Several hundred ticketing professionals strolled through the exhibit floor and sat in on discussion panels on the first full day of Ticket Summit in...

Several hundred ticketing professionals strolled through the exhibit floor and sat in on discussion panels on the first full day of Ticket Summit in Las Vegas on July 15, in what is proving to be the most successful edition in the event’s five-year history.

Organizers said the conference has reached its projections of more than 600 attendees, and another full day of networking, delicious food and topical industry discussions awaits the audience on Friday, July 16.

“It’s been great,” Yoav Bruck, managing director of Israel-based tickets and travel packages provider Issta Sport, told TicketNews. Issta Sport was one of the official travel partners of the recent FIFA World Cup and the Beijing and Vancouver Olympics. “This conference exposes our company to a lot of brokers and industry professionals.”

In addition to fostering a slew of business opportunities for attendees, Ticket Summit has provided a wealth of industry insight through panel presentations, such as one on trends within the ticket broker community. College professors Joris Drayer, soon-to-be joining the faculty of Temple University, and Stephen Shapiro of Old Dominion University, used the discussion to debut findings of a 23-page report they co-authored called “Understanding Ticket Brokers,” which was commissioned by Ticket Summit host company TicketNetwork.

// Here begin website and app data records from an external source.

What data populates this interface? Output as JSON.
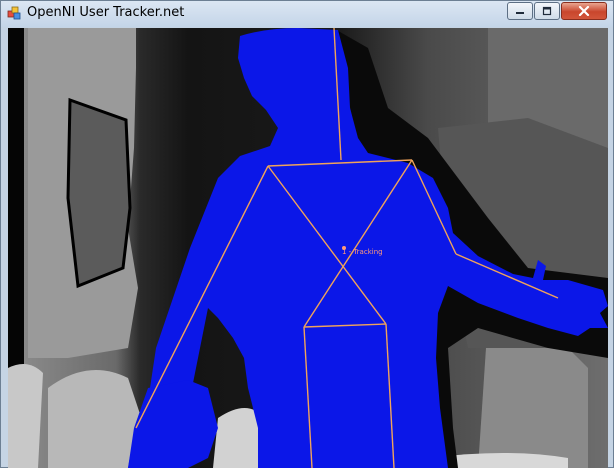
{
  "window": {
    "title": "OpenNI User Tracker.net",
    "icon": "app-window-icon",
    "controls": {
      "minimize": "minimize-icon",
      "maximize": "maximize-icon",
      "close": "close-icon"
    }
  },
  "viewer": {
    "user_label": "1 - Tracking",
    "colors": {
      "user": "#0b17e8",
      "skeleton": "#f0a35a",
      "label": "#ff9a7a",
      "background": "#000000"
    }
  }
}
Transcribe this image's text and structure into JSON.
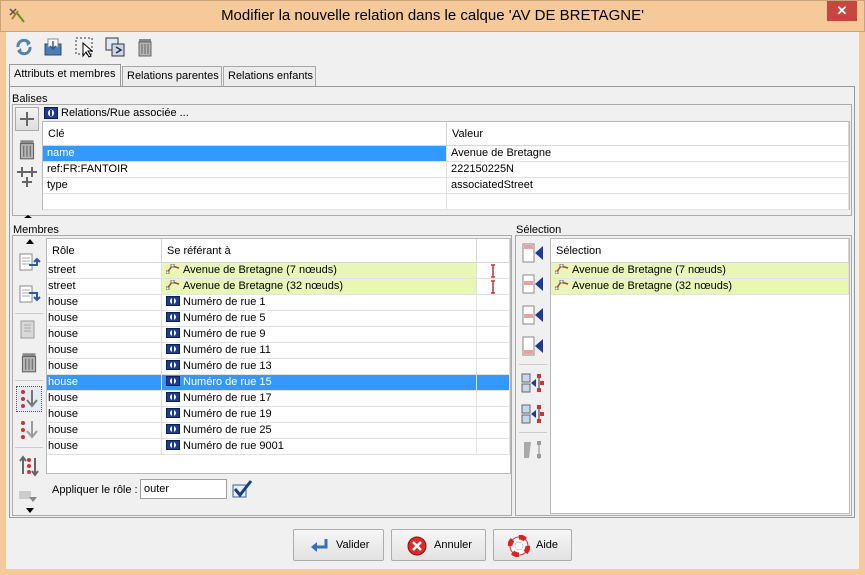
{
  "window": {
    "title": "Modifier la nouvelle relation dans le calque 'AV DE BRETAGNE'",
    "close_label": "✕"
  },
  "toolbar": {
    "icons": [
      "refresh-icon",
      "apply-icon",
      "select-icon",
      "duplicate-icon",
      "delete-icon"
    ]
  },
  "tabs": [
    {
      "label": "Attributs et membres",
      "active": true
    },
    {
      "label": "Relations parentes",
      "active": false
    },
    {
      "label": "Relations enfants",
      "active": false
    }
  ],
  "tags": {
    "section_label": "Balises",
    "preset_label": "Relations/Rue associée ...",
    "columns": {
      "key": "Clé",
      "value": "Valeur"
    },
    "rows": [
      {
        "key": "name",
        "value": "Avenue de Bretagne"
      },
      {
        "key": "ref:FR:FANTOIR",
        "value": "222150225N"
      },
      {
        "key": "type",
        "value": "associatedStreet"
      },
      {
        "key": "",
        "value": ""
      }
    ]
  },
  "members": {
    "section_label": "Membres",
    "columns": {
      "role": "Rôle",
      "refers": "Se référant à"
    },
    "rows": [
      {
        "role": "street",
        "refers": "Avenue de Bretagne (7 nœuds)",
        "kind": "way",
        "linked": true
      },
      {
        "role": "street",
        "refers": "Avenue de Bretagne (32 nœuds)",
        "kind": "way",
        "linked": true
      },
      {
        "role": "house",
        "refers": "Numéro de rue 1",
        "kind": "relation",
        "linked": false
      },
      {
        "role": "house",
        "refers": "Numéro de rue 5",
        "kind": "relation",
        "linked": false
      },
      {
        "role": "house",
        "refers": "Numéro de rue 9",
        "kind": "relation",
        "linked": false
      },
      {
        "role": "house",
        "refers": "Numéro de rue 11",
        "kind": "relation",
        "linked": false
      },
      {
        "role": "house",
        "refers": "Numéro de rue 13",
        "kind": "relation",
        "linked": false
      },
      {
        "role": "house",
        "refers": "Numéro de rue 15",
        "kind": "relation",
        "linked": false
      },
      {
        "role": "house",
        "refers": "Numéro de rue 17",
        "kind": "relation",
        "linked": false
      },
      {
        "role": "house",
        "refers": "Numéro de rue 19",
        "kind": "relation",
        "linked": false
      },
      {
        "role": "house",
        "refers": "Numéro de rue 25",
        "kind": "relation",
        "linked": false
      },
      {
        "role": "house",
        "refers": "Numéro de rue 9001",
        "kind": "relation",
        "linked": false
      }
    ],
    "selected_index": 7,
    "apply_role_label": "Appliquer le rôle :",
    "apply_role_value": "outer"
  },
  "selection": {
    "section_label": "Sélection",
    "column": "Sélection",
    "rows": [
      {
        "label": "Avenue de Bretagne (7 nœuds)"
      },
      {
        "label": "Avenue de Bretagne (32 nœuds)"
      }
    ]
  },
  "buttons": {
    "ok": "Valider",
    "cancel": "Annuler",
    "help": "Aide"
  },
  "colors": {
    "titlebar": "#f5c99a",
    "selection_blue": "#3399ff",
    "highlight_green": "#e9f6b5",
    "relation_icon": "#1f3b8f"
  }
}
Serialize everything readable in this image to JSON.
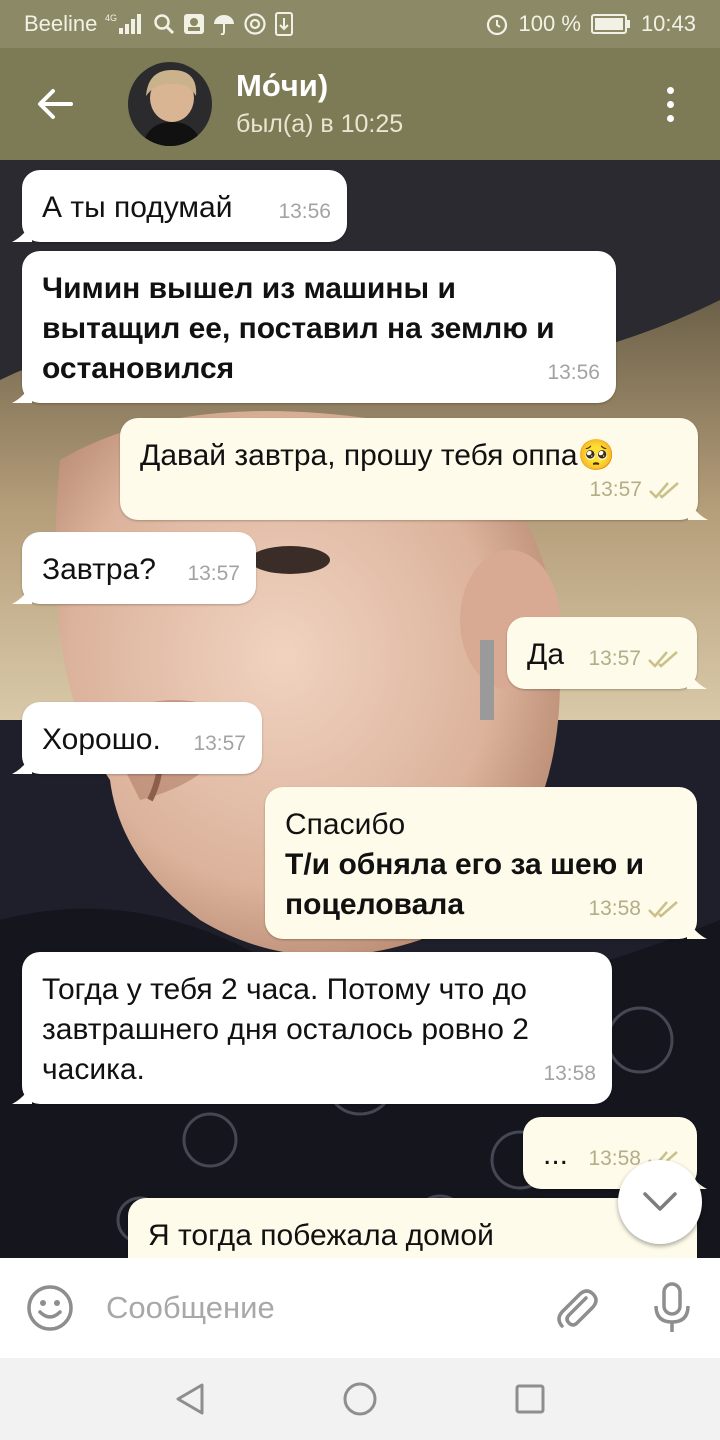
{
  "status_bar": {
    "carrier": "Beeline",
    "network": "4G",
    "battery": "100 %",
    "time": "10:43",
    "icons": [
      "signal-icon",
      "search-icon",
      "image-icon",
      "umbrella-icon",
      "at-icon",
      "download-icon",
      "alarm-icon",
      "battery-icon"
    ]
  },
  "header": {
    "name": "Мо́чи)",
    "status": "был(а) в 10:25",
    "back_icon": "arrow-left-icon",
    "menu_icon": "more-vertical-icon"
  },
  "colors": {
    "header_bg": "#7d7b55",
    "status_bg": "#8c8a66",
    "incoming_bubble": "#ffffff",
    "outgoing_bubble": "#fefbea",
    "check_color": "#c9c08a"
  },
  "messages": [
    {
      "direction": "in",
      "text": "А ты подумай",
      "bold": "",
      "time": "13:56"
    },
    {
      "direction": "in",
      "text": "",
      "bold": "Чимин вышел из машины и вытащил ее, поставил на землю и остановился",
      "time": "13:56"
    },
    {
      "direction": "out",
      "text": "Давай завтра, прошу тебя оппа🥺",
      "bold": "",
      "time": "13:57",
      "read": true
    },
    {
      "direction": "in",
      "text": "Завтра?",
      "bold": "",
      "time": "13:57"
    },
    {
      "direction": "out",
      "text": "Да",
      "bold": "",
      "time": "13:57",
      "read": true
    },
    {
      "direction": "in",
      "text": "Хорошо.",
      "bold": "",
      "time": "13:57"
    },
    {
      "direction": "out",
      "text": "Спасибо",
      "bold": "Т/и обняла его за шею и поцеловала",
      "time": "13:58",
      "read": true
    },
    {
      "direction": "in",
      "text": "Тогда у тебя 2 часа. Потому что до завтрашнего дня осталось ровно 2 часика.",
      "bold": "",
      "time": "13:58"
    },
    {
      "direction": "out",
      "text": "...",
      "bold": "",
      "time": "13:58",
      "read": true
    },
    {
      "direction": "out",
      "text": "Я тогда побежала домой",
      "bold": "",
      "time": ""
    }
  ],
  "input": {
    "placeholder": "Сообщение",
    "value": ""
  },
  "nav": {
    "icons": [
      "back-triangle-icon",
      "home-circle-icon",
      "recents-square-icon"
    ]
  }
}
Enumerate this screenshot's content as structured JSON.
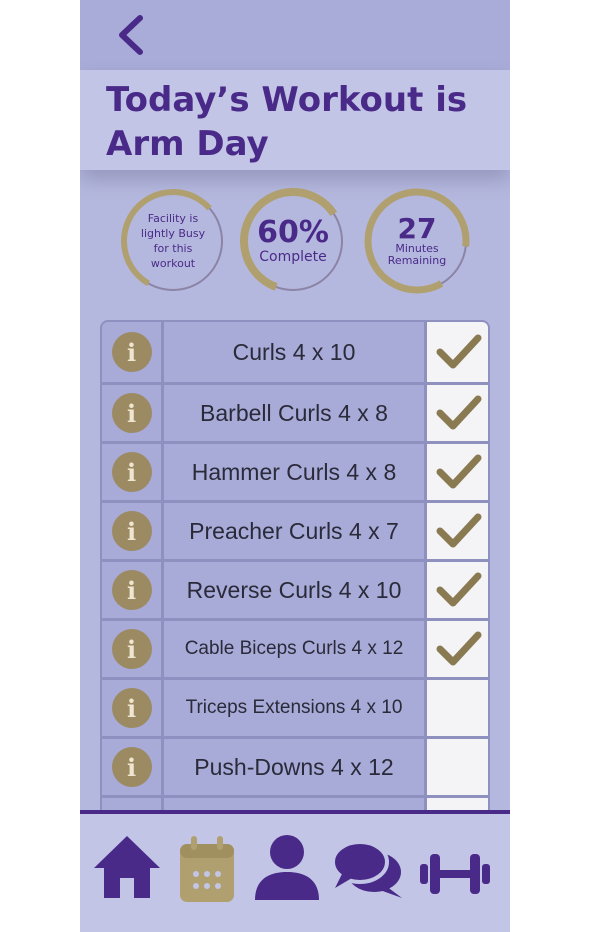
{
  "header": {
    "back_icon": "chevron-left-icon",
    "title": "Today’s Workout is Arm Day"
  },
  "stats": {
    "facility": {
      "text": "Facility is lightly Busy for this workout",
      "level": 0.55
    },
    "progress": {
      "value": "60%",
      "label": "Complete",
      "level": 0.6
    },
    "time": {
      "value": "27",
      "label": "Minutes Remaining",
      "level": 0.85
    }
  },
  "exercises": [
    {
      "name": "Curls 4 x 10",
      "done": true
    },
    {
      "name": "Barbell Curls 4 x 8",
      "done": true
    },
    {
      "name": "Hammer Curls 4 x 8",
      "done": true
    },
    {
      "name": "Preacher Curls 4 x 7",
      "done": true
    },
    {
      "name": "Reverse Curls 4 x 10",
      "done": true
    },
    {
      "name": "Cable Biceps Curls 4 x 12",
      "done": true
    },
    {
      "name": "Triceps Extensions 4 x 10",
      "done": false
    },
    {
      "name": "Push-Downs 4 x 12",
      "done": false
    }
  ],
  "info_glyph": "i",
  "nav": {
    "items": [
      {
        "icon": "home-icon",
        "active": false
      },
      {
        "icon": "calendar-icon",
        "active": true
      },
      {
        "icon": "profile-icon",
        "active": false
      },
      {
        "icon": "chat-icon",
        "active": false
      },
      {
        "icon": "dumbbell-icon",
        "active": false
      }
    ]
  },
  "colors": {
    "accent": "#4a2a88",
    "gold": "#a89870",
    "background": "#b5b8de",
    "header": "#a9acd8",
    "check": "#8a7a52"
  }
}
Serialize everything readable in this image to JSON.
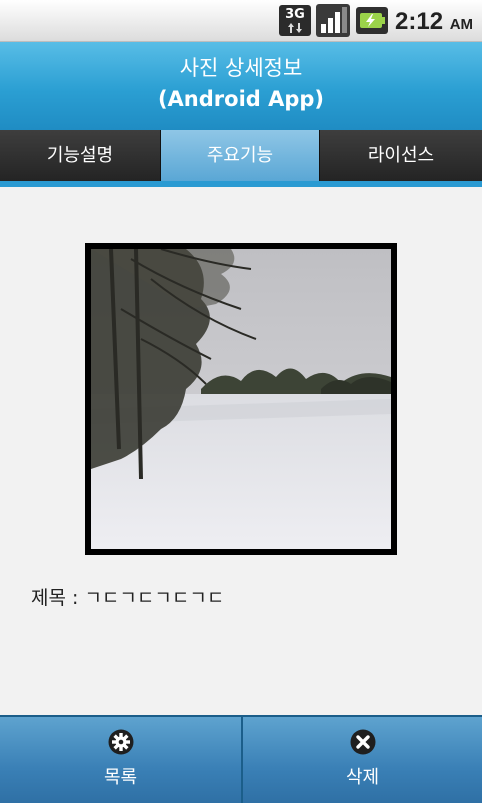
{
  "status_bar": {
    "network": "3G",
    "time": "2:12",
    "ampm": "AM"
  },
  "header": {
    "title_line1": "사진 상세정보",
    "title_line2": "(Android App)"
  },
  "tabs": [
    {
      "label": "기능설명",
      "selected": false
    },
    {
      "label": "주요기능",
      "selected": true
    },
    {
      "label": "라이선스",
      "selected": false
    }
  ],
  "detail": {
    "title_label": "제목 : ",
    "title_value": "ㄱㄷㄱㄷㄱㄷㄱㄷ"
  },
  "bottom_bar": {
    "list_label": "목록",
    "delete_label": "삭제"
  },
  "colors": {
    "accent": "#2b9fd3",
    "tab_selected": "#5aa7d5"
  }
}
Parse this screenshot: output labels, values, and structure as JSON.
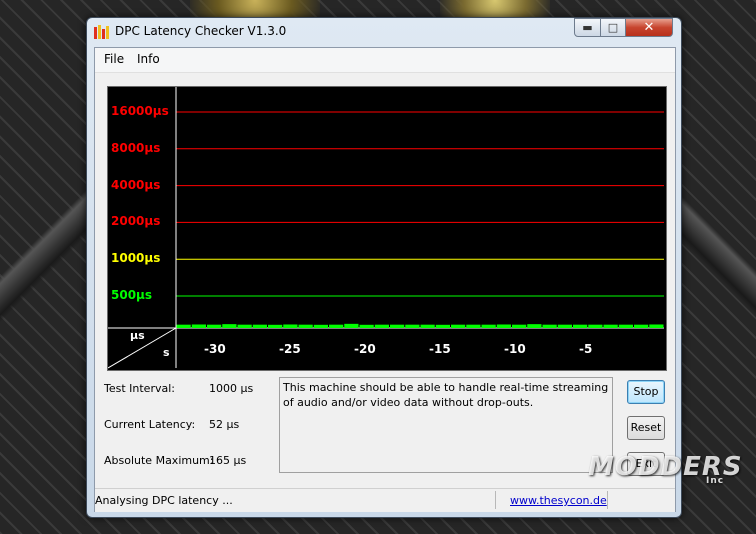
{
  "window": {
    "title": "DPC Latency Checker V1.3.0",
    "minimize_glyph": "▬",
    "maximize_glyph": "□",
    "close_glyph": "✕"
  },
  "menu": [
    {
      "label": "File"
    },
    {
      "label": "Info"
    }
  ],
  "chart_data": {
    "type": "bar",
    "y_scale": "log",
    "y_levels": [
      {
        "label": "16000µs",
        "value": 16000,
        "color": "#ff0000"
      },
      {
        "label": "8000µs",
        "value": 8000,
        "color": "#ff0000"
      },
      {
        "label": "4000µs",
        "value": 4000,
        "color": "#ff0000"
      },
      {
        "label": "2000µs",
        "value": 2000,
        "color": "#ff0000"
      },
      {
        "label": "1000µs",
        "value": 1000,
        "color": "#ffff00"
      },
      {
        "label": "500µs",
        "value": 500,
        "color": "#00ff00"
      }
    ],
    "x_ticks": [
      "-30",
      "-25",
      "-20",
      "-15",
      "-10",
      "-5"
    ],
    "x_units": "s",
    "y_units": "µs",
    "bar_color": "#00ff00",
    "values": [
      52,
      55,
      52,
      60,
      52,
      52,
      50,
      55,
      52,
      50,
      52,
      65,
      50,
      52,
      52,
      52,
      52,
      50,
      52,
      52,
      52,
      55,
      52,
      60,
      52,
      52,
      52,
      52,
      52,
      52,
      52,
      55
    ]
  },
  "info": {
    "test_interval_label": "Test Interval:",
    "test_interval_value": "1000 µs",
    "current_latency_label": "Current Latency:",
    "current_latency_value": "52 µs",
    "absolute_maximum_label": "Absolute Maximum:",
    "absolute_maximum_value": "165 µs",
    "message": "This machine should be able to handle real-time streaming of audio and/or video data without drop-outs."
  },
  "buttons": {
    "stop": "Stop",
    "reset": "Reset",
    "exit": "Exit"
  },
  "status": {
    "text": "Analysing DPC latency ...",
    "link": "www.thesycon.de"
  },
  "watermark": {
    "brand": "MODDERS",
    "suffix": "Inc"
  }
}
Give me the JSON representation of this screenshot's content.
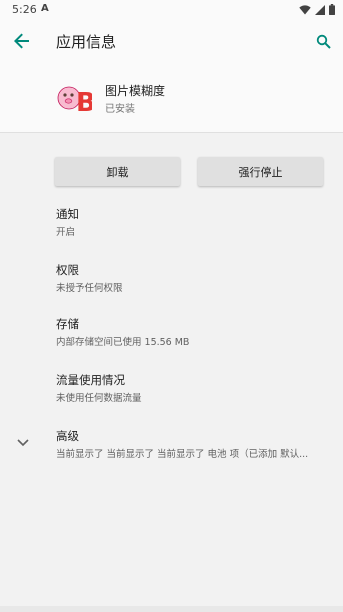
{
  "status_bar": {
    "time": "5:26",
    "notification_glyph": "A"
  },
  "app_bar": {
    "title": "应用信息"
  },
  "app": {
    "name": "图片模糊度",
    "status": "已安装",
    "icon_letter": "B"
  },
  "buttons": {
    "uninstall": "卸载",
    "force_stop": "强行停止"
  },
  "prefs": [
    {
      "title": "通知",
      "summary": "开启"
    },
    {
      "title": "权限",
      "summary": "未授予任何权限"
    },
    {
      "title": "存储",
      "summary": "内部存储空间已使用 15.56 MB"
    },
    {
      "title": "流量使用情况",
      "summary": "未使用任何数据流量"
    },
    {
      "title": "高级",
      "summary": "当前显示了 当前显示了 当前显示了 电池 项（已添加 默认..."
    }
  ],
  "colors": {
    "accent": "#00897b",
    "app_icon_red": "#e53935",
    "app_icon_pink": "#f8bbd0"
  }
}
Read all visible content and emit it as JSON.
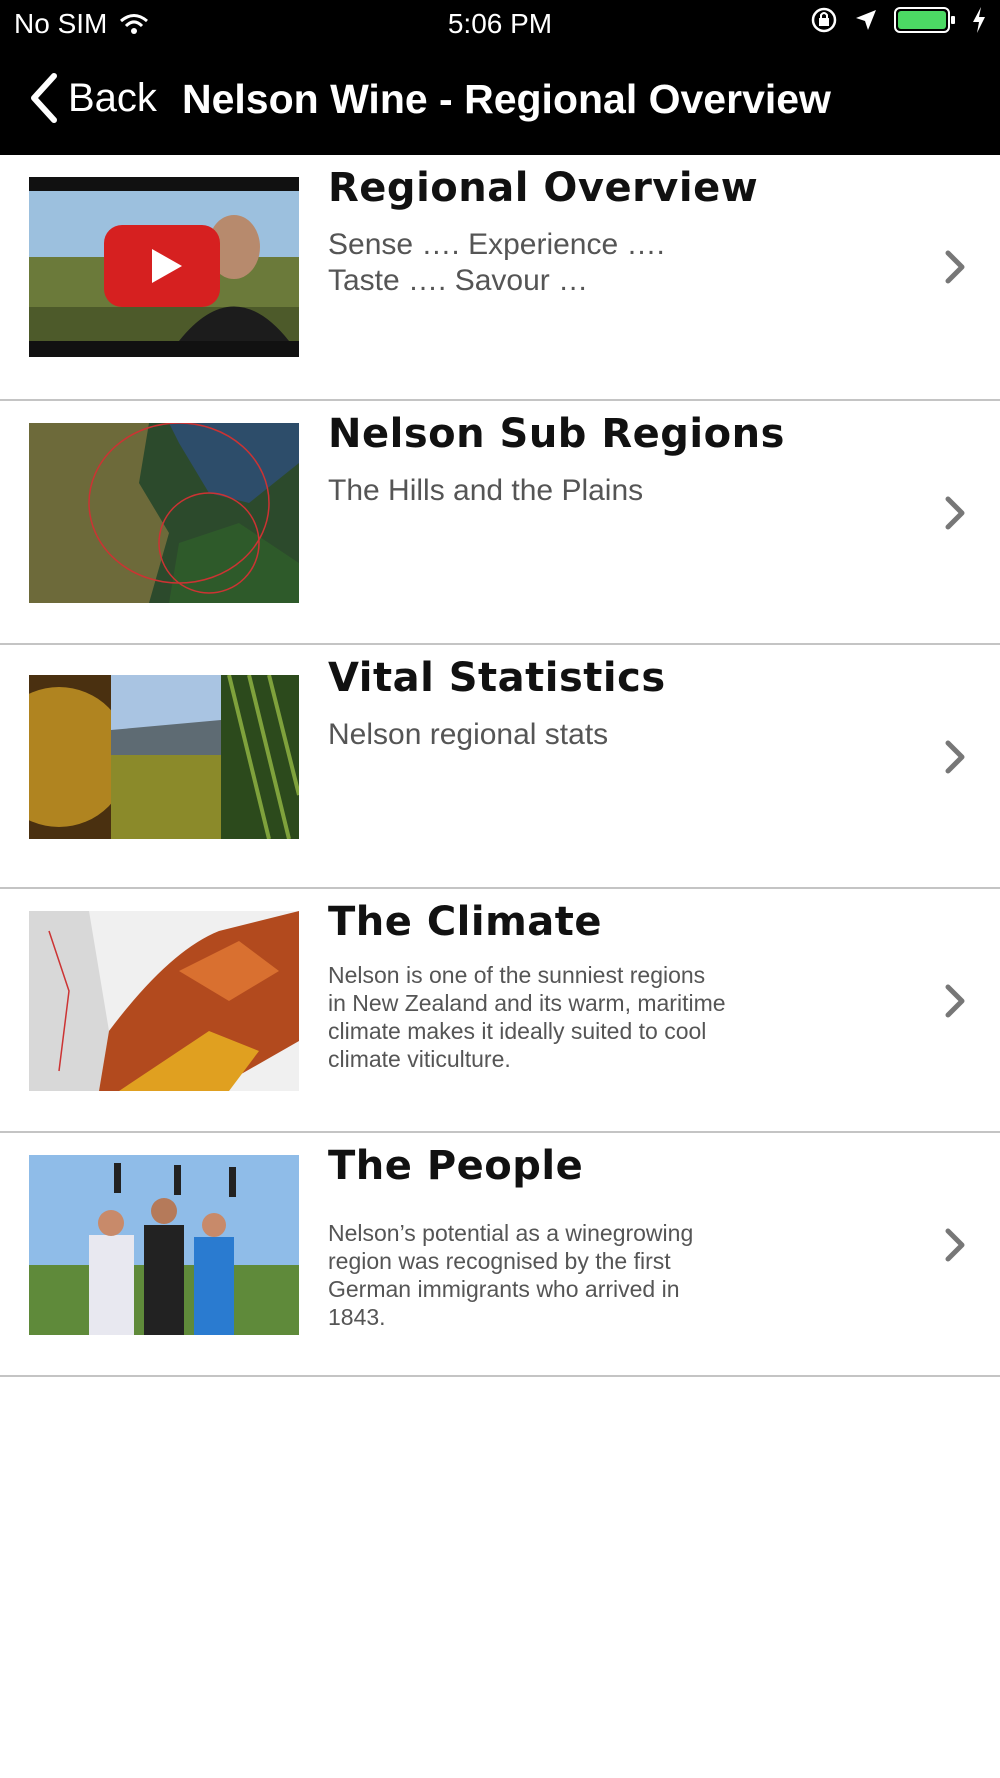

The report, which surveyed nearly 300 ticket brokers, is the first industry wide study to look at the attitudes and perceptions of members of the broker community, and the authors hope it will help the industry overcome some of the negative stereotypes associated with it.

“There are a lot of misconceptions about the secondary ticket market, and while we weren’t necessarily trying to refute them, we wanted to illuminate that fact,” Drayer said.

Among the key findings in the report:

-63 percent of the respondents were college graduates.
-More than 76 percent of the respondents conducted more than 60 percent of their business online, and of newer brokers (those with five years or less experience), 71 percent of them conducted more than 81 percent of their business online.
-For 65 percent, being a ticket broker is their primary job.
-Public relations and word-of-mouth remains the top marketing strategy for most brokers.
-State and local ticket legislation has some impact on how brokers conduct their business, but has little effect on their pricing decisions.
-40 percent of respondents had three to five years of experience, while 24 percent had 12 or more years of experience.

Attendees also packed presentations on the growing global ticketing industry, and a lively panel discussion on legal issues facing brokers, where the conversation centered on the recent New York ticket resale law, which offers consumers the most protections in the ability to resell tickets.

The new law, the first to regulate paperless tickets, is also considered a victory for ticket brokers, who showed their appreciation by loudly applauding the efforts of the panelists who worked on the bill, Dan Pullium of TicketNetwork; Jason Berger of All Shows; Dustin Brighton of eBay; and lobbyist Bob Ungar.

“Ticket legislation is not something a senator or legislator normally thinks much about,” Brighton said. “In New York, we had a good, working coalition, because legislators want to hear local voices.”

TicketNetwork is the parent company of TicketNews.